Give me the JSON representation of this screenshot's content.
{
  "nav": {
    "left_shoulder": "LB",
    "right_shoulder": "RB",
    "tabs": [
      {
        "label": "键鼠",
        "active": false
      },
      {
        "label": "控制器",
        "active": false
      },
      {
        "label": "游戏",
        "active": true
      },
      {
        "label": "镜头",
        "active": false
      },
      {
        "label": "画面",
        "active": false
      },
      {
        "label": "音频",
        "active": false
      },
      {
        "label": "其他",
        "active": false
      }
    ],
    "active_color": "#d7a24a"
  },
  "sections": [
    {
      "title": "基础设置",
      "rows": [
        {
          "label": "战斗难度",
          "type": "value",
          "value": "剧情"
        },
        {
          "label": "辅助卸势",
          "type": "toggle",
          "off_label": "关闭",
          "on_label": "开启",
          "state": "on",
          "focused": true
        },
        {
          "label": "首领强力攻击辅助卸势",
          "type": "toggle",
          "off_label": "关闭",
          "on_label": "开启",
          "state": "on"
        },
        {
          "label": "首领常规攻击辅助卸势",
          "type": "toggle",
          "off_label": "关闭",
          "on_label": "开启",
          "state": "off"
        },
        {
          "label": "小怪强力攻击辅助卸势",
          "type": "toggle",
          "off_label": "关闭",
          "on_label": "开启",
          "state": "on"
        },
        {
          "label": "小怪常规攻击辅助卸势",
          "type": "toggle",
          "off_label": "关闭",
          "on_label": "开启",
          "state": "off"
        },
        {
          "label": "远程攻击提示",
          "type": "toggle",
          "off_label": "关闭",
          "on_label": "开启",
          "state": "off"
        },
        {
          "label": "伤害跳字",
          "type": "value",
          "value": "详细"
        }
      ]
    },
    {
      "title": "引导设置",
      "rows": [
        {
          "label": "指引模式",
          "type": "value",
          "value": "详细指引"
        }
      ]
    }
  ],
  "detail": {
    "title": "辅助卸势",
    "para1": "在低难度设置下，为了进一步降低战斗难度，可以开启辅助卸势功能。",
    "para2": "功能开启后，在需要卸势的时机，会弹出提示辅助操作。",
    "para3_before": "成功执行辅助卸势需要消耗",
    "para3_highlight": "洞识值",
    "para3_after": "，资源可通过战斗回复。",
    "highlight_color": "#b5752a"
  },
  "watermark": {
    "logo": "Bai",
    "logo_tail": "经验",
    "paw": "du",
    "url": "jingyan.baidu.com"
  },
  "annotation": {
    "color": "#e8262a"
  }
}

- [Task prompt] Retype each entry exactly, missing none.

- [Final answer]
Give me the JSON representation of this screenshot's content.
{
  "nav": {
    "left_shoulder": "LB",
    "right_shoulder": "RB",
    "tabs": [
      {
        "label": "键鼠",
        "active": false
      },
      {
        "label": "控制器",
        "active": false
      },
      {
        "label": "游戏",
        "active": true
      },
      {
        "label": "镜头",
        "active": false
      },
      {
        "label": "画面",
        "active": false
      },
      {
        "label": "音频",
        "active": false
      },
      {
        "label": "其他",
        "active": false
      }
    ],
    "active_color": "#d7a24a"
  },
  "sections": [
    {
      "title": "基础设置",
      "rows": [
        {
          "label": "战斗难度",
          "type": "value",
          "value": "剧情"
        },
        {
          "label": "辅助卸势",
          "type": "toggle",
          "off_label": "关闭",
          "on_label": "开启",
          "state": "on",
          "focused": true
        },
        {
          "label": "首领强力攻击辅助卸势",
          "type": "toggle",
          "off_label": "关闭",
          "on_label": "开启",
          "state": "on"
        },
        {
          "label": "首领常规攻击辅助卸势",
          "type": "toggle",
          "off_label": "关闭",
          "on_label": "开启",
          "state": "off"
        },
        {
          "label": "小怪强力攻击辅助卸势",
          "type": "toggle",
          "off_label": "关闭",
          "on_label": "开启",
          "state": "on"
        },
        {
          "label": "小怪常规攻击辅助卸势",
          "type": "toggle",
          "off_label": "关闭",
          "on_label": "开启",
          "state": "off"
        },
        {
          "label": "远程攻击提示",
          "type": "toggle",
          "off_label": "关闭",
          "on_label": "开启",
          "state": "off"
        },
        {
          "label": "伤害跳字",
          "type": "value",
          "value": "详细"
        }
      ]
    },
    {
      "title": "引导设置",
      "rows": [
        {
          "label": "指引模式",
          "type": "value",
          "value": "详细指引"
        }
      ]
    }
  ],
  "detail": {
    "title": "辅助卸势",
    "para1": "在低难度设置下，为了进一步降低战斗难度，可以开启辅助卸势功能。",
    "para2": "功能开启后，在需要卸势的时机，会弹出提示辅助操作。",
    "para3_before": "成功执行辅助卸势需要消耗",
    "para3_highlight": "洞识值",
    "para3_after": "，资源可通过战斗回复。",
    "highlight_color": "#b5752a"
  },
  "watermark": {
    "logo": "Bai",
    "logo_tail": "经验",
    "paw": "du",
    "url": "jingyan.baidu.com"
  },
  "annotation": {
    "color": "#e8262a"
  }
}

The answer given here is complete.